Although hitting such high notes as announcing the recent CFI funding and welcoming new Dean of Arts Chris Manfredi, Senate was by and large a sombre affair that included a eulogy for popular former student Fred Sagel and a debate over the fate of the Sexual Assault Centre.
When a director of the Harold Crabtree Foundation retires, it is customary for the foundation to make a donation to the charity of the individual's choice. So, what agency did James Darragh pick to get the $100,000 gift? Obviously, you didn't read the title.
Books, builders, dazzling dancers, Supreme Court speaker and socially significant science. Oh, and this just in, CKUT wants your money.

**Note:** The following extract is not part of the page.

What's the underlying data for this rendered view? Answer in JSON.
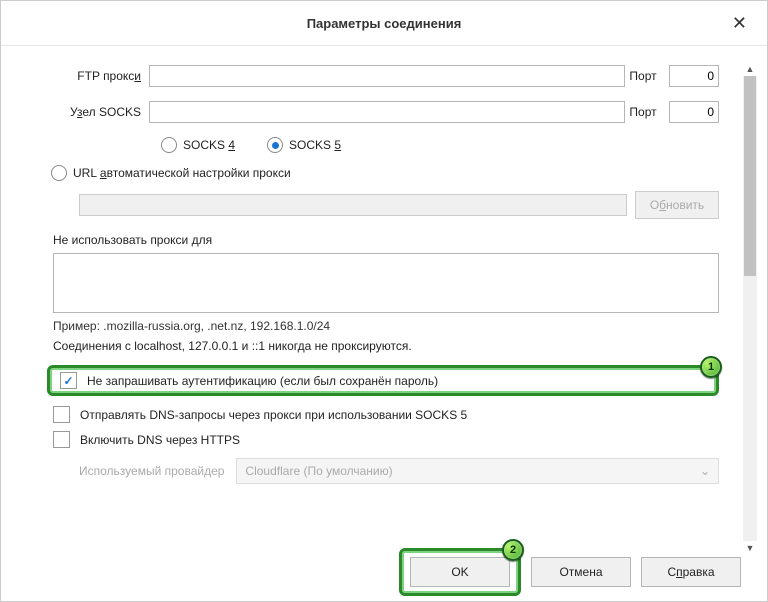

The brains of highly intelligent children appear to develop in a distinctive and surprising way that distinguishes them from less intelligent children, according to a study from the National Institute of Mental Health. Drs. Jason Lerch and Alan Evans of McGill's MNI provided analysis of data with the help of a unique database.
Three papers co-authored by McGill University researchers appear in the March 30 issue of the prestigious journal Nature. From findings on brain growth rates and intelligence to tumour metastasis to yet another signpost on the map of the human genome, the work of McGill's researchers is again making headlines.
How do human beings really respond to music? In an unprecedented experiment, the conductor of the Boston Symphony Orchestra and several members of the orchestra and the audience will be hooked up to special electrodes to measure the effects of music on the human brain.
Justice Rosalie Silberman Abella of the Supreme Court of Canada will deliver the inaugural Phyllis Shapiro Memorial Lecture, "Teaching Justice," on Monday, April 3, Mount Royal Centre, 2200 Mansfield St., Montreal, at 5:30 pm.